Example of bad steps:
Example of good steps:
Whether it is screenshots, videos, URLs or written information however, make sure you’re including all information that’s of worth. Don’t forget to mention the environment you are testing on, for example, as the project could have multiple environments and an issue may only be occurring on one of them. If error messages are displaying, include the error message details.If functionality is not working for certain users, detail who these users are and if necessary provide information on how the developers can log in as this user type (although if this means you need to provide password information, remember not to post passwords on reports/tickets that may be accessible by all!).
Bug reports can be categorised according to the severity of the problem. It is important for a tester to accurately report what type of risk an issue presents; making sure to have a consideration for the business value. For example, front-end issues – like a button not appearing aligned – is going to be lower priority than, say, a 500 error when a form is submitted. Typically, issues with functionality should be ranked as higher priority than those that are styling specific, and major issues such as entire site fails or core functionality simply not working should be ranked critical.
However, something like button alignment might be ranked more than a ‘low’ priority issue if the button is not aligned in such a way that it affects users carrying out a critical action on the website.
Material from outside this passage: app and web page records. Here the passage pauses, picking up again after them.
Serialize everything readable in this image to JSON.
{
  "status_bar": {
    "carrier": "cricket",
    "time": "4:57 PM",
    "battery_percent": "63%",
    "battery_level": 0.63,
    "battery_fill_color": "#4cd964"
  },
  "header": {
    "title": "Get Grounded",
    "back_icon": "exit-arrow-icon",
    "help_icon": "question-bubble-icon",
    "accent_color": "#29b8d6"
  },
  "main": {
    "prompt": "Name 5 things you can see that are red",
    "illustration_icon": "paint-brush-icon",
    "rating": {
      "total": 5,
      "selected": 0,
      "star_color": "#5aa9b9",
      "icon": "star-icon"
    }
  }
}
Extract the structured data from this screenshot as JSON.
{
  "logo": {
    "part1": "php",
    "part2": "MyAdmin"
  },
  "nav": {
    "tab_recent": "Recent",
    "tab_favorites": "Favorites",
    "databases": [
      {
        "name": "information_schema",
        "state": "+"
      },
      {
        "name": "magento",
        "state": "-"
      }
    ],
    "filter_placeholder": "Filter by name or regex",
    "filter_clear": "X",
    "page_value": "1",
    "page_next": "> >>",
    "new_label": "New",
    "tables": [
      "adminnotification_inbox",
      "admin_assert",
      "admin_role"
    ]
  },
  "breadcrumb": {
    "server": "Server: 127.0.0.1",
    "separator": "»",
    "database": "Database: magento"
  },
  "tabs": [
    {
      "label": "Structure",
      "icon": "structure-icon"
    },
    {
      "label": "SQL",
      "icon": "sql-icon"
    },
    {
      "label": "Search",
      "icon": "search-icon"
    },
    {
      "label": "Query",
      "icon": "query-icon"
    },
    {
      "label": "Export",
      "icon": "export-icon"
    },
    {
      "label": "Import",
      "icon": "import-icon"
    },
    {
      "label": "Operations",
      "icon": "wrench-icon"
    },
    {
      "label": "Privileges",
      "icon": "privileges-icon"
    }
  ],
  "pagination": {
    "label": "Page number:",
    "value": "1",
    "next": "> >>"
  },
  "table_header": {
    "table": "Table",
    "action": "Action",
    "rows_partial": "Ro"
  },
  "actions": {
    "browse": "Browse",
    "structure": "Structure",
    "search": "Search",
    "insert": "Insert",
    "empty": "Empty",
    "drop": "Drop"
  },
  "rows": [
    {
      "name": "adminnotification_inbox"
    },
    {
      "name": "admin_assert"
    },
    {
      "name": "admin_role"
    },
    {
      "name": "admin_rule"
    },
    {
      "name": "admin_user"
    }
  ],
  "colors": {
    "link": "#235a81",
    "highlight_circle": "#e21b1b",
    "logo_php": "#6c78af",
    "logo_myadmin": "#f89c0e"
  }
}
For example, if the issue is related to a call to action to complete a transaction this could negatively impact the payments you receive, and lead to you missing out on revenue; subsequently, this would likely be ranked a high severity. It is important to have business awareness though, to be able to make these kind of judgements effectively.
As well as severity, you may want to categorise the type of issue in your bug report. As mentioned above, there are design issues and functionality issues, but there are also many more such as server, regression, performance, validation and configuration issues. This is again something that may be worth noting, as it can help the issue get investigated and resolved.
The report should also be assigned to the correct person. Who this is will depend on the project, but this should have been defined and agreed beforehand as part of your project development process.
Sometimes extra details can prove invaluable – like mentioning whether the issue is intermittent, despite the steps, or linking to previous tickets that may be related to the problem at hand.
Finally, while these guidelines have been aimed at testers, they can also be very useful during the User Acceptance Testing (UAT) process, when clients need to provide feedback to your team. UAT testers should be encouraged to report back their findings in the format detailed above, as this will help facilitate a quick and effective feedback loop and so be beneficial for all involved. Be sure to have these conversations with the client prior to the UAT phase, and work with them to make this process easy for everyone.
A good bug report is all about communicating and describing – and taking a little care and time to do so will pay dividends for all involved. Of course, there are no set rules, and all teams work to different processes, but as long as you consider the key components – title, description, steps to replicate, evidence to support, and severity rating – you can’t go wrong! Remember that being concise and thorough is of paramount importance, as is thinking of your audience.
Done well, these bug reports will help enable a swift, cost-efficient project lifecycle. And your development team will be busting those bugs in no time!
To find out more about our quality assurance process at Box UK, visit the Software Testing section of our website.